### Provided records

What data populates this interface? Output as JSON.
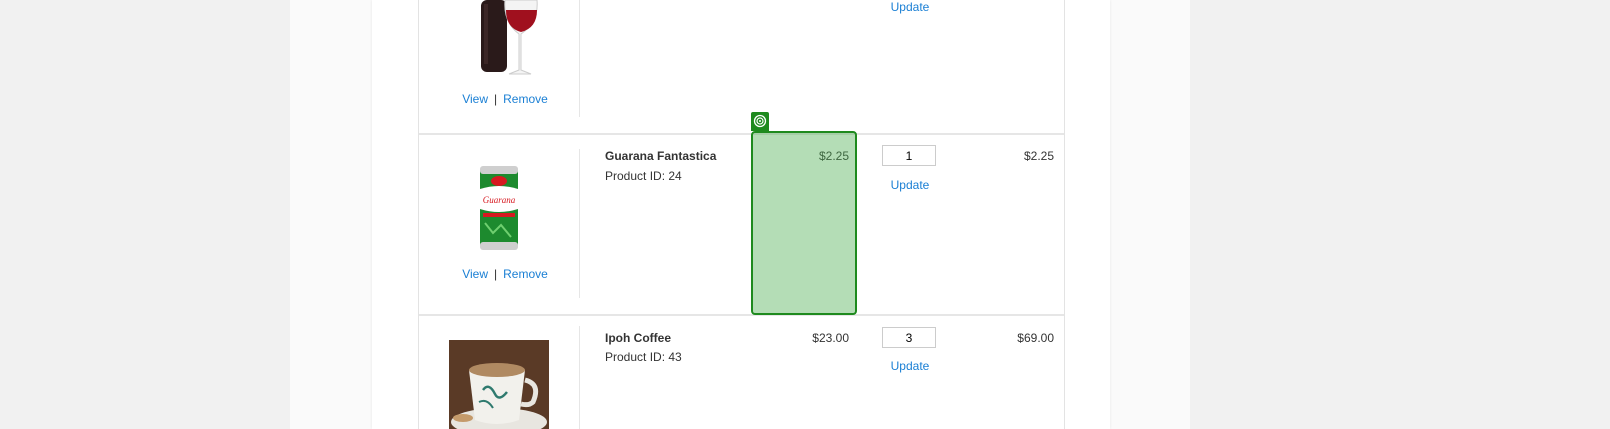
{
  "rows": [
    {
      "image": "wine-bottle-glass",
      "view_label": "View",
      "remove_label": "Remove",
      "update_label": "Update"
    },
    {
      "image": "guarana-can",
      "name": "Guarana Fantastica",
      "product_id": "Product ID: 24",
      "price": "$2.25",
      "quantity": "1",
      "update_label": "Update",
      "total": "$2.25",
      "view_label": "View",
      "remove_label": "Remove"
    },
    {
      "image": "coffee-cup",
      "name": "Ipoh Coffee",
      "product_id": "Product ID: 43",
      "price": "$23.00",
      "quantity": "3",
      "update_label": "Update",
      "total": "$69.00"
    }
  ],
  "separator": "|",
  "highlight": {
    "color": "#4caf50",
    "border": "#1e8a1e",
    "badge_icon": "target-icon"
  },
  "colors": {
    "link": "#1a7fd4"
  }
}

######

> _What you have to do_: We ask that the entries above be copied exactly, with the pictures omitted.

> _Result_:
What data populates this interface? Output as JSON.
{
  "rows": [
    {
      "image": "wine-bottle-glass",
      "view_label": "View",
      "remove_label": "Remove",
      "update_label": "Update"
    },
    {
      "image": "guarana-can",
      "name": "Guarana Fantastica",
      "product_id": "Product ID: 24",
      "price": "$2.25",
      "quantity": "1",
      "update_label": "Update",
      "total": "$2.25",
      "view_label": "View",
      "remove_label": "Remove"
    },
    {
      "image": "coffee-cup",
      "name": "Ipoh Coffee",
      "product_id": "Product ID: 43",
      "price": "$23.00",
      "quantity": "3",
      "update_label": "Update",
      "total": "$69.00"
    }
  ],
  "separator": "|",
  "highlight": {
    "color": "#4caf50",
    "border": "#1e8a1e",
    "badge_icon": "target-icon"
  },
  "colors": {
    "link": "#1a7fd4"
  }
}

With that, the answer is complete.